In 10 years, 117 patients developed lung cancer. The odds ratio to contract lung cancer was 1.82 for those who had been randomized to beta carotene (95% CI, 1.06–3.12; P =.02). Most cases of lung cancer involved former smokers. In contrast, the odds ratio was significantly lower, 1.15, for individuals randomized to lutein/zeaxanthin (95% CI, 0.79–1.66; P =.46).

Of 6351 eyes, 3040 progressed to late AMD. Researchers used Kaplan-Meier probability to calculate advancement of disease in patients using lutein/zeaxanthin was 47.9% compared with 49.0% for those not taking this antioxidant. “The hazard ratio (HR) for progression to late AMD comparing lutein/zeaxanthin with no lutein/zeaxanthin was 0.91 (95% CI, 0.84–0.99; P =.02) and comparing ω-3 fatty acids with no ω-3 fatty acids was 1.01 (95% CI, 0.93–1.09; P =.91),” the analysis explains. The hazard ratio for progressing to late-stage AMD was also favorable for the lutein/zeaxanthin-only cohort compared with individuals taking beta carotene only (P =.02).

In addition to the post hoc design, a lack of ophthalmic images for all during this study was a limitation, because investigators could not determine long-term correlations between AREDS2 supplements and two individual AMD subtypes. Also, this sample was mostly well-educated and nourished, so results may not be generalizable. Conversely, a strong participation rate generated robust data. After 7.5 years, more than 1% were still using AREDS supplements, and 91% continued taking AREDS2 formulation.

Disclosure: This research was partially supported by Bausch + Lomb Corporation. Please see the original reference for a full list of disclosures.

Reference
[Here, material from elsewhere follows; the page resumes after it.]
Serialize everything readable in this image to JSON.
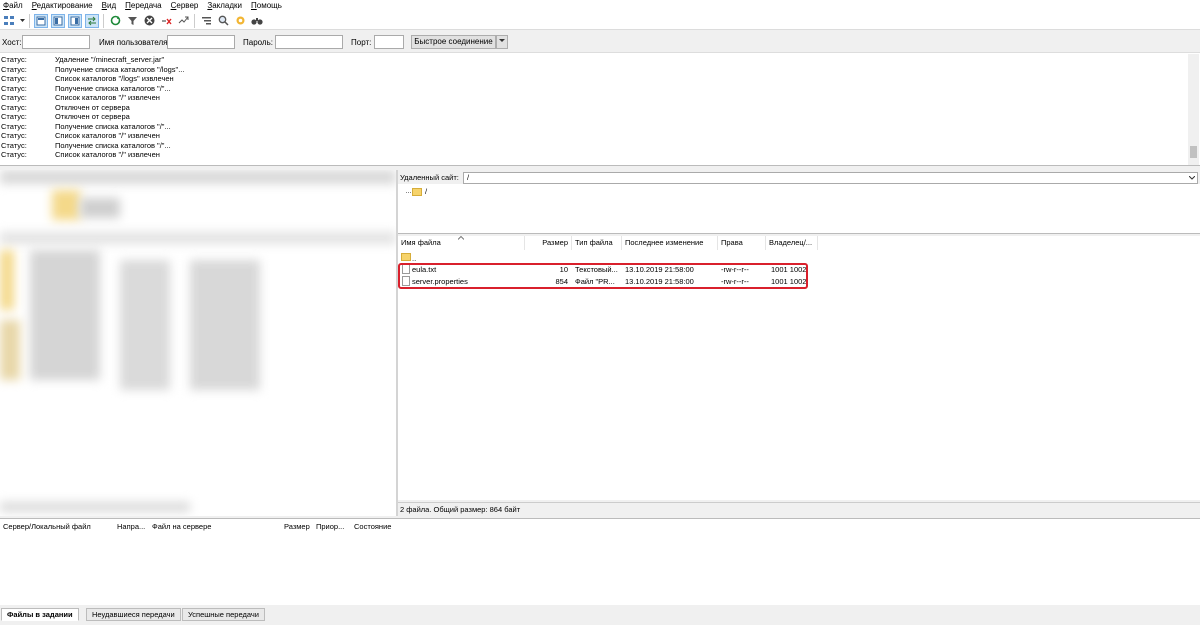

Chew EY, Clemons TE, Agrón E, et al. Long-term outcomes of adding lutein/zeaxanthin and ω-3 fatty acids to the AREDS supplements on age-related macular degeneration progressionJAMA Ophthalmol. Published online June 2, 2022. doi:10.1001/jamaophthalmol.2022.1640